The answer is a single number: the count of lines below in which the word "open" appears.

(Beginning of RECORDED INFORMATION)

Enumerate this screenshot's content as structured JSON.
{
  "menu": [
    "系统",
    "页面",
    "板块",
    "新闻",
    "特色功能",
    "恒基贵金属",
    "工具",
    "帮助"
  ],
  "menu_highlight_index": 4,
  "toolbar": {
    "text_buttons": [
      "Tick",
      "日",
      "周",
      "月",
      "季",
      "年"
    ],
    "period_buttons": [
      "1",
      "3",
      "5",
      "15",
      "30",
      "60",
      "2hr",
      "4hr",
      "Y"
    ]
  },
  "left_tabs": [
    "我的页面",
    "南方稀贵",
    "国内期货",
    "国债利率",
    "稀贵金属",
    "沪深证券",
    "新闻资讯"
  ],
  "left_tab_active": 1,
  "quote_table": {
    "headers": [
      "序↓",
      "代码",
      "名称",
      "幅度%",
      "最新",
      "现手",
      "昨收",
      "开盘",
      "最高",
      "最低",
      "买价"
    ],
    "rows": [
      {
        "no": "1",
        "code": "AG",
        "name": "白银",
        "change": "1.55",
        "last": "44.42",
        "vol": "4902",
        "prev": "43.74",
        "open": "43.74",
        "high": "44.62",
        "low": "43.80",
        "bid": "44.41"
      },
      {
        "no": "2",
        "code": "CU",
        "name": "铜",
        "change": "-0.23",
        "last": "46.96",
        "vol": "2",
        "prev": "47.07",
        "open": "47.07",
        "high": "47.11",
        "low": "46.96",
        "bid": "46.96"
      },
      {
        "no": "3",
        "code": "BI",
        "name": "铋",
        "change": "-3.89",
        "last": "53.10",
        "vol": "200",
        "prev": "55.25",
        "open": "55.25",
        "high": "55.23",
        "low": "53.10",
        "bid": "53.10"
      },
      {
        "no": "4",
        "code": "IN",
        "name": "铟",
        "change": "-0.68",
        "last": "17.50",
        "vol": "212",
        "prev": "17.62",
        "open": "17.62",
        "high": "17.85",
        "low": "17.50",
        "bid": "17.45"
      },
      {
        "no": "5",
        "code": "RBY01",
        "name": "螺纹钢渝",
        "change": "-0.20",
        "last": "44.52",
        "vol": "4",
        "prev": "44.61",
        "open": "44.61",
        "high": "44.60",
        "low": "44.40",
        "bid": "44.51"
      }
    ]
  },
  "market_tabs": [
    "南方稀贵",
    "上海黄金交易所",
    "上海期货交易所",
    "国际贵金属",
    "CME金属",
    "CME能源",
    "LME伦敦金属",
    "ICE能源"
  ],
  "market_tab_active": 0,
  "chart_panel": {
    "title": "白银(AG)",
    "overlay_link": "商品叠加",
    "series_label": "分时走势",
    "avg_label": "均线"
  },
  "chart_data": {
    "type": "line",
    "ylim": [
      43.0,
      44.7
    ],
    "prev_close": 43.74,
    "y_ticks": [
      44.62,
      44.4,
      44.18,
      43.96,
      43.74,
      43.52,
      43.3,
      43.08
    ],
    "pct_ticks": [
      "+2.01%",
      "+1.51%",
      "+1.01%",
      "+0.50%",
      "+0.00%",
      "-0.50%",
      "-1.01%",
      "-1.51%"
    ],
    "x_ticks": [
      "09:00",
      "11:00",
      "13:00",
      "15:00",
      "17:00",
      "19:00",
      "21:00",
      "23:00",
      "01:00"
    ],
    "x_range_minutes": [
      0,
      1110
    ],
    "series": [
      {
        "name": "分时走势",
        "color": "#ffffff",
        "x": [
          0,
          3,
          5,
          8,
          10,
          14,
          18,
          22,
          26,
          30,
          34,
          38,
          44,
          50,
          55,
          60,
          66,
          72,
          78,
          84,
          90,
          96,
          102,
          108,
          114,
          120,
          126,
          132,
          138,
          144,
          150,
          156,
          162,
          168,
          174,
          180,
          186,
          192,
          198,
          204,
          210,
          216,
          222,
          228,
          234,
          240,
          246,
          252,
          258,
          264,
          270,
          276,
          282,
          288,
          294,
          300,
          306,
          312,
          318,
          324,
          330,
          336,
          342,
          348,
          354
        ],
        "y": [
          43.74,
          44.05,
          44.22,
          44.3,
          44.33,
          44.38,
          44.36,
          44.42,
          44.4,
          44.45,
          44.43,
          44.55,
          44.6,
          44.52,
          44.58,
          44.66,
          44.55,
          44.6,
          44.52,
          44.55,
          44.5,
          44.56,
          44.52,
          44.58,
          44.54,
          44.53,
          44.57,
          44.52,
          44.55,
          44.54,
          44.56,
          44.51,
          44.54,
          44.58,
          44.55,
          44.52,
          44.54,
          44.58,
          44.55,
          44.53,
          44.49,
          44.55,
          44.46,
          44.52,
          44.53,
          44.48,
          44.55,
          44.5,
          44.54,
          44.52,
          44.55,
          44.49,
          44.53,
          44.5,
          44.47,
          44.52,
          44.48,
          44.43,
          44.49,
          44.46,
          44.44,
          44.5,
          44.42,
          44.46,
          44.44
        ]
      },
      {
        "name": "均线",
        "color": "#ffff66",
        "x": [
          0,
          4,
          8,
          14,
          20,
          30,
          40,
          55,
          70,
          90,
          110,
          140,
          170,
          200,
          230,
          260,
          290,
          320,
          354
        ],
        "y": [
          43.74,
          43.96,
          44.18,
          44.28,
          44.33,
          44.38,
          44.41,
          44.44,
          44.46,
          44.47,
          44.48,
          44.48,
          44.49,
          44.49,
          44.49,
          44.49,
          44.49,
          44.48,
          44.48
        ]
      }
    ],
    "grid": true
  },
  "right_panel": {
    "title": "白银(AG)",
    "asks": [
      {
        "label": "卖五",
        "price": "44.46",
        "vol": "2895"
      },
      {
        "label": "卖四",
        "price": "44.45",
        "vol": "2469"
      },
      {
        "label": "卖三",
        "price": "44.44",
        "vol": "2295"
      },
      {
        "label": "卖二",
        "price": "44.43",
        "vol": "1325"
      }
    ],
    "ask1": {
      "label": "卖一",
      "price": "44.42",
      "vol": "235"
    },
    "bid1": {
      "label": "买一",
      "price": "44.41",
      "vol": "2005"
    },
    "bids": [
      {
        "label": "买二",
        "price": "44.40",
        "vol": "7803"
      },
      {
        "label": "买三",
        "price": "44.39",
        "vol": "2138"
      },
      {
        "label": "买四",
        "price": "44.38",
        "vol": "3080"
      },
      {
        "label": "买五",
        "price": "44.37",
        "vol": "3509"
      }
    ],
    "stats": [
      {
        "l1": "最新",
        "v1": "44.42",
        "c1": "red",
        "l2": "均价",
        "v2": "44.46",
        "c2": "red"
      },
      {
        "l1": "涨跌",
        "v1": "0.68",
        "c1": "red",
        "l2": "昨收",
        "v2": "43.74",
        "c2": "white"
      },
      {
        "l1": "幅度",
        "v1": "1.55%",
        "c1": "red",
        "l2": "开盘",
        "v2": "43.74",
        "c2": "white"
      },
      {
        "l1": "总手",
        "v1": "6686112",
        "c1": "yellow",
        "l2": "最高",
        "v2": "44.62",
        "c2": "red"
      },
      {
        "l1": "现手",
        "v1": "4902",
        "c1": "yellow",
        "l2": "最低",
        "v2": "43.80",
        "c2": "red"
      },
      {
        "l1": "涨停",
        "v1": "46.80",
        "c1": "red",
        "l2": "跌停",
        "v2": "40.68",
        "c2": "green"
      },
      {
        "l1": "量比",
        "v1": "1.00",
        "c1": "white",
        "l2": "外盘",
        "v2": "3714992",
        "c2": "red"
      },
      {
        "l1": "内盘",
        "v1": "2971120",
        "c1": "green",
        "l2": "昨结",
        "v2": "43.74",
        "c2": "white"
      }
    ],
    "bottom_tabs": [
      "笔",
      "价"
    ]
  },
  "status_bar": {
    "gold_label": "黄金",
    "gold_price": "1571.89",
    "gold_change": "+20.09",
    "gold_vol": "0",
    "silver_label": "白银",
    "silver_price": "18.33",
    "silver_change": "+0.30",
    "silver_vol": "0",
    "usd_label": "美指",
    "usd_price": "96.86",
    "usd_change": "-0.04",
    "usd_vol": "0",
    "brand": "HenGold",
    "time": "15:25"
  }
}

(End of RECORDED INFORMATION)

SOLVED PROBLEM: 5